Another benefit is that you can pretty much make this as hot as you wish or as tame as you need to.
Since here, we don’t usually use tomatoes in our enchilada sauce, it is quite a change of pace and for some a bit less piquant than traditional sauces.
You could easily use this on pasta as well for something like a “Mexican spaghetti” or on a stiffer polenta as a bed for pork or chicken cutlets.
It has a lot of uses, so consider it as a condiment to other dishes.
1 pound Roma tomatoes, sliced in half lengthwise
2 to 4 serrano or jalapeño peppers, sliced lengthwise
(*I roast extra peppers, but add them one at a time while blending, in case they are too spicy)
1 small white onion, sliced into thick rings or into quarters
1 bulb of garlic
Salt and fresh cracked pepper to taste
1 teaspoon cumin seeds
1 teaspoon Mexican oregano
1 teaspoon dried thyme
2 cups chicken broth
2 tablespoons apple cider vinegar
4 tablespoons masa harina
1/2 cup water
1. Preheat oven to 400ºF. Line a baking sheet with foil paper. Add all the tomatoes, peppers and onion, cut-side up. Drizzle with olive oil, season with salt and pepper. Remove all the cloves from the bulb of garlic (leave the skins on) and nest it in a foil packet, adding a little oil before closing. Transfer to baking sheet. Roast for 1 hour, rotating the baking sheet halfway through cooking time. Remove from oven and let cool.
2. When tomato mixture has cooled, unwrap the garlic and squeeze out all the roasted garlic into the blender. Peel the skins off tomatoes and add to blender along with chiles, onions and all the juices from the pan. Blend on high until smooth. Set aside.
3. Preheat 2 tablespoons of olive oil to medium heat for a few minutes. Add the sauce from the blender, along with spices, vinegar and 2 cups of chicken broth. Whisk the masa harina with 1/2 cup of water until smooth. Once sauce comes to a boil, reduce heat and whisk in the masa harina slurry. Continue cooking on low for 20 minutes. Taste for salt and pepper.
SERVES: 2 cups

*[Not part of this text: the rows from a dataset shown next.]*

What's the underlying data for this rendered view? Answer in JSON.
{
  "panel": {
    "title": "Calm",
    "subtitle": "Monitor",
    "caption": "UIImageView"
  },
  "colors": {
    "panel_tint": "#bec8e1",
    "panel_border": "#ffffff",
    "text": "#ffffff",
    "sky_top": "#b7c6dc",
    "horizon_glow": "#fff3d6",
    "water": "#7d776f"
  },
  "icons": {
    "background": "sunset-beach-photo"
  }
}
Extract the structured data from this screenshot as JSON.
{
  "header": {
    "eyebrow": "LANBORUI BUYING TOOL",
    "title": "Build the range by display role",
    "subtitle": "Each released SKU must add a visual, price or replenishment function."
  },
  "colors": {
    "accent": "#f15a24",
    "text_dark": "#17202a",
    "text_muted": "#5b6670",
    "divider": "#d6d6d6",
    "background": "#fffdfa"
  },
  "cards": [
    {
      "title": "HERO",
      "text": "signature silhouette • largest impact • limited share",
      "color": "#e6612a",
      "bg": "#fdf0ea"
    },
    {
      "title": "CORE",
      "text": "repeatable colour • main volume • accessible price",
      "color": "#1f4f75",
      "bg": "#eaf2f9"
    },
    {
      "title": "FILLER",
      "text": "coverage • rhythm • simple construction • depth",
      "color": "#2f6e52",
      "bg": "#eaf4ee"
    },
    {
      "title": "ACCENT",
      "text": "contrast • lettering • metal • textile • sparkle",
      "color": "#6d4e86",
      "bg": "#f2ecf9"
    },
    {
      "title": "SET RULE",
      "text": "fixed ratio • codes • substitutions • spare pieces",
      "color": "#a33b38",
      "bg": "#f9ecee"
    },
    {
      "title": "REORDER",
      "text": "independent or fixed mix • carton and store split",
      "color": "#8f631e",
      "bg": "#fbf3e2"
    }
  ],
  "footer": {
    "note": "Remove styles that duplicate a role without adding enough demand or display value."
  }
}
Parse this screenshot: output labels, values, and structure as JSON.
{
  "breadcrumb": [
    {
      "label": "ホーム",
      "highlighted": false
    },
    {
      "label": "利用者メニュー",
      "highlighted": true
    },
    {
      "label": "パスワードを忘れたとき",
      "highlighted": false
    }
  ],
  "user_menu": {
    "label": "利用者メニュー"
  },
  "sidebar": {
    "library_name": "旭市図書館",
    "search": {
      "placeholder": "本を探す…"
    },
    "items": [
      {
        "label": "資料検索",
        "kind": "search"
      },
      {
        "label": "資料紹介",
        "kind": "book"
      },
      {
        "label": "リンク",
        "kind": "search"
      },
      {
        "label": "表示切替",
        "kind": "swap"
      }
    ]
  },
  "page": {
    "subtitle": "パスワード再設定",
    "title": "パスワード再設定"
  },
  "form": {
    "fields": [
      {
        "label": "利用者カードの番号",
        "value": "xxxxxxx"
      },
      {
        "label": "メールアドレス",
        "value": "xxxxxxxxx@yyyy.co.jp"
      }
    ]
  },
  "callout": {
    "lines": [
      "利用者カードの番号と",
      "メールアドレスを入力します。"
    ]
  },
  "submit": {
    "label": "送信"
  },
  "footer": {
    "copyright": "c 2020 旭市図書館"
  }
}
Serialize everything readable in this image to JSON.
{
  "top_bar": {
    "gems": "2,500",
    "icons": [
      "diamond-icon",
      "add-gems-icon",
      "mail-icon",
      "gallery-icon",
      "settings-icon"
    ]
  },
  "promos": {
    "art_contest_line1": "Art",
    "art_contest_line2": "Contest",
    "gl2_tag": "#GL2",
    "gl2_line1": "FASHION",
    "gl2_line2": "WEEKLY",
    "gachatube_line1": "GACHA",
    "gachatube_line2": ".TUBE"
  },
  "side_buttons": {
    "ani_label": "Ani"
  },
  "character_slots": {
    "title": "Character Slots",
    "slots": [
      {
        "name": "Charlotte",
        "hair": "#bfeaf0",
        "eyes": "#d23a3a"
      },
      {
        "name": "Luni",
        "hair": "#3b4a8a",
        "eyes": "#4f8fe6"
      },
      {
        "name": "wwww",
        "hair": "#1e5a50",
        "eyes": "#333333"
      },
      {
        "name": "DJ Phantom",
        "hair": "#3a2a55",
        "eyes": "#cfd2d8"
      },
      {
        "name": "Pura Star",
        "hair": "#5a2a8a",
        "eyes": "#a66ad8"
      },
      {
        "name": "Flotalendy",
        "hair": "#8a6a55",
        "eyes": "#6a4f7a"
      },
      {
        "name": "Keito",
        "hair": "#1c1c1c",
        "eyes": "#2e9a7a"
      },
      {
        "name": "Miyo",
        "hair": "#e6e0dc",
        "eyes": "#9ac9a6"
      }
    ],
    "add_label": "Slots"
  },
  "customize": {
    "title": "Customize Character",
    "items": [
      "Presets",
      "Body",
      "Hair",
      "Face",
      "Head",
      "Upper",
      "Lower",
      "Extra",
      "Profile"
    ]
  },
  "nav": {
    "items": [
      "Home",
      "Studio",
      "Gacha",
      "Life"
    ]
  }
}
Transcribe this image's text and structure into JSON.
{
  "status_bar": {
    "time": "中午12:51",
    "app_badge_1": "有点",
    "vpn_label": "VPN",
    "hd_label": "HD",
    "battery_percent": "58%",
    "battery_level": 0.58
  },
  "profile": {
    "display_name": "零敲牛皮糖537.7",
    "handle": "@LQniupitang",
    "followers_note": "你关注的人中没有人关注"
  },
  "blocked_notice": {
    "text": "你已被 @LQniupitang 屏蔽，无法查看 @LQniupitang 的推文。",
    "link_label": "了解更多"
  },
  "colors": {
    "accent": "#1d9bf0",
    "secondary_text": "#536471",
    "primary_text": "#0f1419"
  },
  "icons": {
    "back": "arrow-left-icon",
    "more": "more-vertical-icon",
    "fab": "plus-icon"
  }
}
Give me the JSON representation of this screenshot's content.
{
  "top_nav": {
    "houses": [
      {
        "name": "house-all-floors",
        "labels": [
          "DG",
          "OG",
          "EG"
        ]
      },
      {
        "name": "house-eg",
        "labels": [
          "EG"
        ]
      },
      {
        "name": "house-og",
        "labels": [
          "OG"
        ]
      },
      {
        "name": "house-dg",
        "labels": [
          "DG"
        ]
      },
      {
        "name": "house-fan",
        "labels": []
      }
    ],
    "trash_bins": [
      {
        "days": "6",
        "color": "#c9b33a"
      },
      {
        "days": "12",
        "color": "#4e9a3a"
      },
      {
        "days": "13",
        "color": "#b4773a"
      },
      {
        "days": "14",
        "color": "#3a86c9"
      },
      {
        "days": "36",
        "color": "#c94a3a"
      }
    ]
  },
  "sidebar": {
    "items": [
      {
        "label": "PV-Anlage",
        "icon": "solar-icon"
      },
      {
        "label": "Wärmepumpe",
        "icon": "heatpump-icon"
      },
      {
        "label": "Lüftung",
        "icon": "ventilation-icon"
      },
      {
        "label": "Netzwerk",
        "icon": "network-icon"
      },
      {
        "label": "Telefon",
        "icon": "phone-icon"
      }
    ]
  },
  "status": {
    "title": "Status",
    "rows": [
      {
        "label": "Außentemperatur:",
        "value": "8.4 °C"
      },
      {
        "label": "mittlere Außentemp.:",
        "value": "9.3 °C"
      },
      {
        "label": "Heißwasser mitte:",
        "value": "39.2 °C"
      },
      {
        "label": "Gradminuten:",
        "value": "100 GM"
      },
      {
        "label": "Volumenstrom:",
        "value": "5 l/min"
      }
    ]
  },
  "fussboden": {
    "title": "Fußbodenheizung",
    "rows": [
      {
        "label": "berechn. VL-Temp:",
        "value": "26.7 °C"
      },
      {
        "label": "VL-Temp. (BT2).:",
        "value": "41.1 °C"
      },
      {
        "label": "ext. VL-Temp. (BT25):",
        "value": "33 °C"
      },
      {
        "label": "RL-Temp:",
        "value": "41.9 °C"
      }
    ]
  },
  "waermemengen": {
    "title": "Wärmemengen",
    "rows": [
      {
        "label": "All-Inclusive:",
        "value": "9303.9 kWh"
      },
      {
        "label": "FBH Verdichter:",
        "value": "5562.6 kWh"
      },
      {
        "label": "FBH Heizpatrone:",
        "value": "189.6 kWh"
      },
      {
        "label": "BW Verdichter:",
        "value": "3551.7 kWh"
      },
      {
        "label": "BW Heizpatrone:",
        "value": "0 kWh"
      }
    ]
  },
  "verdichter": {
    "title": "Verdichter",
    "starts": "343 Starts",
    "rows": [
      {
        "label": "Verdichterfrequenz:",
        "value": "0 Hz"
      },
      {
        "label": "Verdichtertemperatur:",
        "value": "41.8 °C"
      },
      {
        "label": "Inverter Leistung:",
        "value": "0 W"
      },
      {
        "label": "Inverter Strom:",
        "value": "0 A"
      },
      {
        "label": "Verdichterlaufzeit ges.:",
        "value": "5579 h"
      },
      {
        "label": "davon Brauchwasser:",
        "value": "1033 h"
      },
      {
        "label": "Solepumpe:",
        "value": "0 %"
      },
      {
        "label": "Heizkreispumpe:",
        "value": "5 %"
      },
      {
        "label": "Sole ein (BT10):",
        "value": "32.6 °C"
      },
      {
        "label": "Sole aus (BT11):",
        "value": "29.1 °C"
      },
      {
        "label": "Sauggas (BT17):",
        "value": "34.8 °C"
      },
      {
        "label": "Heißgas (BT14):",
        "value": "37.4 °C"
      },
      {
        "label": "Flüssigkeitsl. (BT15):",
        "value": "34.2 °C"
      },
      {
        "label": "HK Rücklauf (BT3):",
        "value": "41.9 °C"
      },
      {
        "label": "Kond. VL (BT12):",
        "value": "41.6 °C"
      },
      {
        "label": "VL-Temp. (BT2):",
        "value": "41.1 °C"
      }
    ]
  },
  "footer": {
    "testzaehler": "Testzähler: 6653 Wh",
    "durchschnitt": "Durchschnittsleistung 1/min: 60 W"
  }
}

NOTES: The chiles above are suggestions. Tame it down with Poblanos or Anaheim, being mindful that each chile can vary, but classes are generally hotter or milder.
SOURCE: Hispanic Kitchen